Jeff and Chris concluded that we've done what we can to rectify our OL issues and I'm sure there are others who would critique the way that solution came about, but most will agree that Searles has been a worthwhile addition to the staff.

Anonymous said...

Brame, I mean. Sorry.

Anonymous said...

I recently watched an NFL game where the announcers said (and showed) that there had been a rule change on kickoffs to where a return team could only have a 2 man wall now. Is that the rule in college as well? If so, isn't that another reason to kick deep, less likely to set up the pickett fense compared to years gone by?...Just a question

Brian said...

The recruiting rankings should weigh the class of each recruit, as well. Seniors still on the team should weigh more than freshmen recruited just last year who might not even be playing. That would take Staff and Moreno out of the equation, as well as others who didn't stay with the team for one reason or another. It would give players actually seeing the field and/or with more actual experience in D1 football a higher weight.

Billy D said...

One quick stat that destroys the entire conversation.

If the ref didn't call A.J. Green for celebration we are probably ranked in the top 10 right now.

David Hale said...

Agree Billy... again, I included so many caveats for a reason. It's not an indictment of anyone, it's more of a snapshot of the current situation. That dynamic will change -- for better or worse -- each week. Really what the numbers should show is simply that the talent level in Georgia should be expected to be at a similar level as Florida, LSU, etc.
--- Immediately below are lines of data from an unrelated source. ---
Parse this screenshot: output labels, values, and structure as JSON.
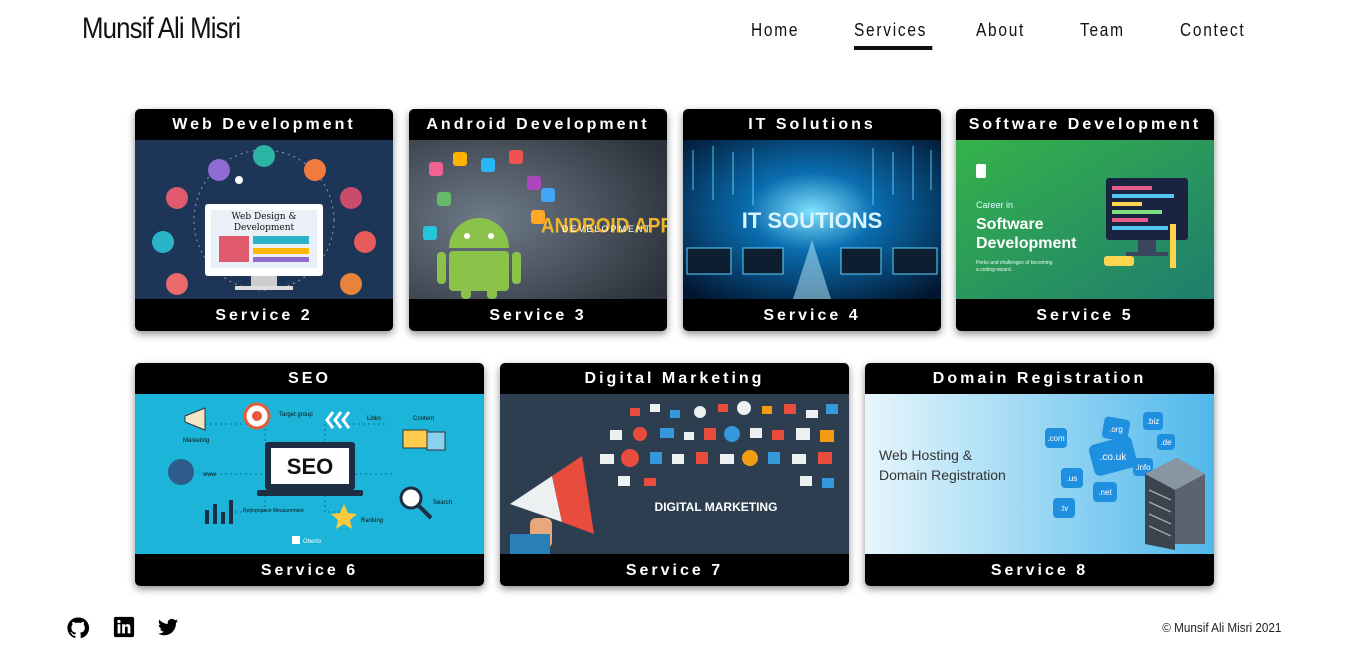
{
  "brand": "Munsif Ali Misri",
  "nav": [
    "Home",
    "Services",
    "About",
    "Team",
    "Contect"
  ],
  "active_nav": "Services",
  "services_row1": [
    {
      "title": "Web Development",
      "footer": "Service 2",
      "image_text": [
        "Web Design &",
        "Development"
      ]
    },
    {
      "title": "Android Development",
      "footer": "Service 3",
      "image_text": [
        "ANDROID APP",
        "DEVELOPMENT"
      ]
    },
    {
      "title": "IT Solutions",
      "footer": "Service 4",
      "image_text": [
        "IT SOUTIONS"
      ]
    },
    {
      "title": "Software Development",
      "footer": "Service 5",
      "image_text": [
        "Career in",
        "Software",
        "Development",
        "Perks and challenges of becoming",
        "a coding wizard."
      ]
    }
  ],
  "services_row2": [
    {
      "title": "SEO",
      "footer": "Service 6",
      "image_text": [
        "SEO",
        "Marketing",
        "Target group",
        "Links",
        "Content",
        "www",
        "Search",
        "Performance Measurement",
        "Ranking",
        "Oberlo"
      ]
    },
    {
      "title": "Digital Marketing",
      "footer": "Service 7",
      "image_text": [
        "DIGITAL MARKETING"
      ]
    },
    {
      "title": "Domain Registration",
      "footer": "Service 8",
      "image_text": [
        "Web Hosting &",
        "Domain Registration",
        ".co.uk",
        ".org",
        ".com",
        ".net",
        ".tv",
        ".biz",
        ".info",
        ".us",
        ".de"
      ]
    }
  ],
  "social_icons": [
    "github-icon",
    "linkedin-icon",
    "twitter-icon"
  ],
  "copyright": "© Munsif Ali Misri 2021",
  "colors": {
    "card_bg": "#000000",
    "text": "#111111",
    "page_bg": "#ffffff"
  }
}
In terms of simple wins and losses, you'd probably say the results have been roughly equal, too. But I'd bet most fans don't necessarily say that.
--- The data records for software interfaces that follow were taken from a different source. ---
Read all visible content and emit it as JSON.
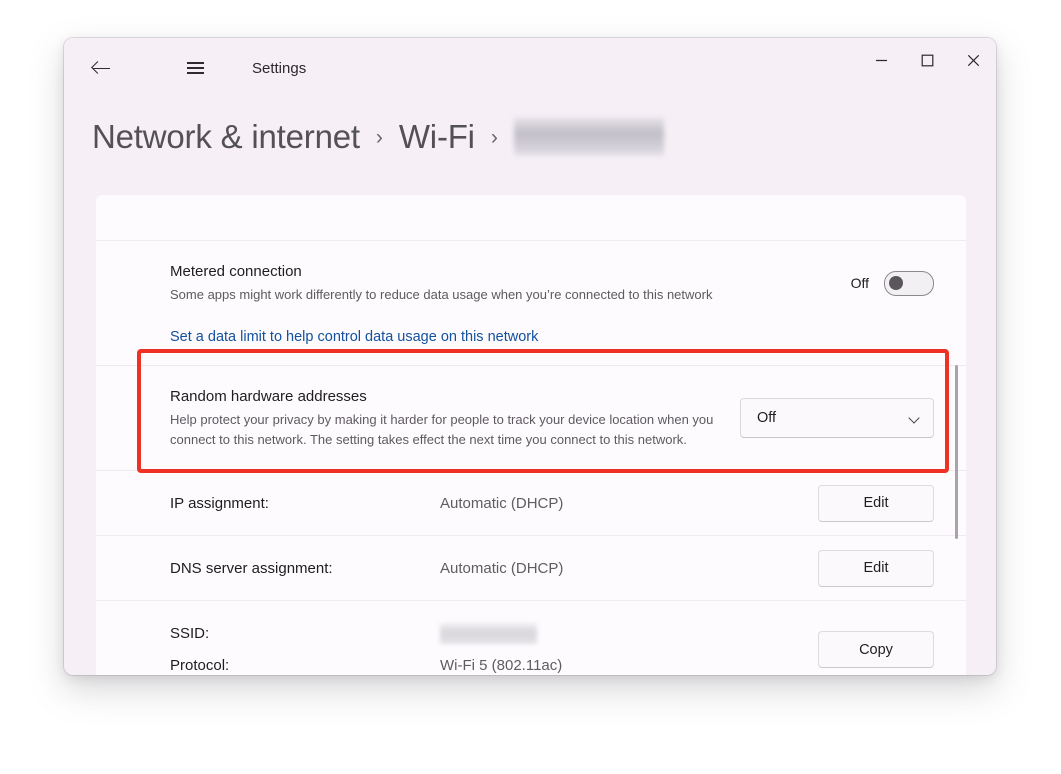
{
  "window": {
    "app_title": "Settings",
    "back_icon": "arrow-left-icon",
    "menu_icon": "hamburger-menu-icon",
    "controls": {
      "minimize": "minimize-icon",
      "maximize": "maximize-icon",
      "close": "close-icon"
    }
  },
  "breadcrumb": {
    "root": "Network & internet",
    "separator": "›",
    "level2": "Wi-Fi",
    "level3_redacted": true
  },
  "settings": {
    "metered": {
      "title": "Metered connection",
      "description": "Some apps might work differently to reduce data usage when you’re connected to this network",
      "toggle_state_label": "Off",
      "toggle_on": false
    },
    "data_limit_link": "Set a data limit to help control data usage on this network",
    "random_hardware": {
      "title": "Random hardware addresses",
      "description": "Help protect your privacy by making it harder for people to track your device location when you connect to this network. The setting takes effect the next time you connect to this network.",
      "dropdown_value": "Off",
      "dropdown_icon": "chevron-down-icon",
      "highlighted": true,
      "highlight_color": "#ee3124"
    },
    "ip_assignment": {
      "label": "IP assignment:",
      "value": "Automatic (DHCP)",
      "button": "Edit"
    },
    "dns_assignment": {
      "label": "DNS server assignment:",
      "value": "Automatic (DHCP)",
      "button": "Edit"
    },
    "network_details": {
      "ssid_label": "SSID:",
      "ssid_value_redacted": true,
      "protocol_label": "Protocol:",
      "protocol_value": "Wi-Fi 5 (802.11ac)",
      "button": "Copy"
    }
  },
  "colors": {
    "header_background": "#f6f0f6",
    "panel_background": "#fdfbfd",
    "link": "#13509e",
    "highlight": "#ee3124"
  }
}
I don't know what the answer is, but I think the numbers here are a good bit of information we can at least bring into a continuing conversation.

Shoaib Ashraf said...


I love the analysis. Can I suggest a post on how subjective rankings are especially at this time of the year? I mean, Georgia loses to two Top 10 teams and we're not ranked. Life would be very different if just a few plays went our way in both games.

By the way, I loved the interview with Thomas Davis!

Castleberry said...

I'd be curious what the numbers look like with all deep kicks lumped together. My assumption is that when we kick deep we're aiming for a touchback.

It seems like that would drop the average starting position lower on a deep kick and give the argument that much more credibility.

Anonymous said...

Those recruiting vs rankings numbers are interesting, but I have two points:

1. It seems to weight all classes equally. A top 3 class that is all seniors now will make for a better team than a top 3 class that is all freshman.

2. You can argue that we're "coaching down" our talent, but the coaches deserve credit for getting that talent on campus to begin with.

Fabris said...

But where is the challenge in logic? Man up, turn your back on frivilous numbers and such.